• [Instructions for the task]:
Beginning with the first entry, print all the records exactly.

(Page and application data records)
·····

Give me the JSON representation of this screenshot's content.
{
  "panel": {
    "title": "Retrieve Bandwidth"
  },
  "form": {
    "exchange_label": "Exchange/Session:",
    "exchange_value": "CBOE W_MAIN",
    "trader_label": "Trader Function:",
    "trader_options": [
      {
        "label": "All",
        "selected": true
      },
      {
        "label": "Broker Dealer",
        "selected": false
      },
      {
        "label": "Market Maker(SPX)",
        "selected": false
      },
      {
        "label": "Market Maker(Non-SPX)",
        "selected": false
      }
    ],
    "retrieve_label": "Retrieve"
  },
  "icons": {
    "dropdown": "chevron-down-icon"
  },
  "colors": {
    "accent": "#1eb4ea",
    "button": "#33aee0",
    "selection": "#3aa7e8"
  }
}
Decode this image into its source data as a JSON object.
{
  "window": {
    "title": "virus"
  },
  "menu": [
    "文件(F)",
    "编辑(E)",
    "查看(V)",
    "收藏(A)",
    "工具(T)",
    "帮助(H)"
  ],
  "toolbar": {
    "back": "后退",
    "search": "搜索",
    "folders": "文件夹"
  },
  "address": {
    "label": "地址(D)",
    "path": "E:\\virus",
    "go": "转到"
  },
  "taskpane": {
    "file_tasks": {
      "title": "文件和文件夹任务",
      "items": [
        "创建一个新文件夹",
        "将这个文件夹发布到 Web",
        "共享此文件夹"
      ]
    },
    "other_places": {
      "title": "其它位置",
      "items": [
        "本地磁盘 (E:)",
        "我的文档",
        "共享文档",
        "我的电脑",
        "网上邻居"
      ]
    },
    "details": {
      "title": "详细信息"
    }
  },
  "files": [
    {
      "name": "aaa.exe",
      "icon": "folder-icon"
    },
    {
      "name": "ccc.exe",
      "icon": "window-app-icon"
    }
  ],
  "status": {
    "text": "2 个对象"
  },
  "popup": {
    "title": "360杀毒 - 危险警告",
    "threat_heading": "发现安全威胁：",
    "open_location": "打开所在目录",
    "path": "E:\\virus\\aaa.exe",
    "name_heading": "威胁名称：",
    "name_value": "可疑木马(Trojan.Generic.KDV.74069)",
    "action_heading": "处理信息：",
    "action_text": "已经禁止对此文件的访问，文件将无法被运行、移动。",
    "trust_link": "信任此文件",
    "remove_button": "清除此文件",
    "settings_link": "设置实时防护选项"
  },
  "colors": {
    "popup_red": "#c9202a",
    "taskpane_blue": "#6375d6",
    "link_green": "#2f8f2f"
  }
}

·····

• [Task solution]:
Give me the JSON representation of this screenshot's content.
{
  "panel": {
    "title": "Retrieve Bandwidth"
  },
  "form": {
    "exchange_label": "Exchange/Session:",
    "exchange_value": "CBOE W_MAIN",
    "trader_label": "Trader Function:",
    "trader_options": [
      {
        "label": "All",
        "selected": true
      },
      {
        "label": "Broker Dealer",
        "selected": false
      },
      {
        "label": "Market Maker(SPX)",
        "selected": false
      },
      {
        "label": "Market Maker(Non-SPX)",
        "selected": false
      }
    ],
    "retrieve_label": "Retrieve"
  },
  "icons": {
    "dropdown": "chevron-down-icon"
  },
  "colors": {
    "accent": "#1eb4ea",
    "button": "#33aee0",
    "selection": "#3aa7e8"
  }
}
Decode this image into its source data as a JSON object.
{
  "window": {
    "title": "virus"
  },
  "menu": [
    "文件(F)",
    "编辑(E)",
    "查看(V)",
    "收藏(A)",
    "工具(T)",
    "帮助(H)"
  ],
  "toolbar": {
    "back": "后退",
    "search": "搜索",
    "folders": "文件夹"
  },
  "address": {
    "label": "地址(D)",
    "path": "E:\\virus",
    "go": "转到"
  },
  "taskpane": {
    "file_tasks": {
      "title": "文件和文件夹任务",
      "items": [
        "创建一个新文件夹",
        "将这个文件夹发布到 Web",
        "共享此文件夹"
      ]
    },
    "other_places": {
      "title": "其它位置",
      "items": [
        "本地磁盘 (E:)",
        "我的文档",
        "共享文档",
        "我的电脑",
        "网上邻居"
      ]
    },
    "details": {
      "title": "详细信息"
    }
  },
  "files": [
    {
      "name": "aaa.exe",
      "icon": "folder-icon"
    },
    {
      "name": "ccc.exe",
      "icon": "window-app-icon"
    }
  ],
  "status": {
    "text": "2 个对象"
  },
  "popup": {
    "title": "360杀毒 - 危险警告",
    "threat_heading": "发现安全威胁：",
    "open_location": "打开所在目录",
    "path": "E:\\virus\\aaa.exe",
    "name_heading": "威胁名称：",
    "name_value": "可疑木马(Trojan.Generic.KDV.74069)",
    "action_heading": "处理信息：",
    "action_text": "已经禁止对此文件的访问，文件将无法被运行、移动。",
    "trust_link": "信任此文件",
    "remove_button": "清除此文件",
    "settings_link": "设置实时防护选项"
  },
  "colors": {
    "popup_red": "#c9202a",
    "taskpane_blue": "#6375d6",
    "link_green": "#2f8f2f"
  }
}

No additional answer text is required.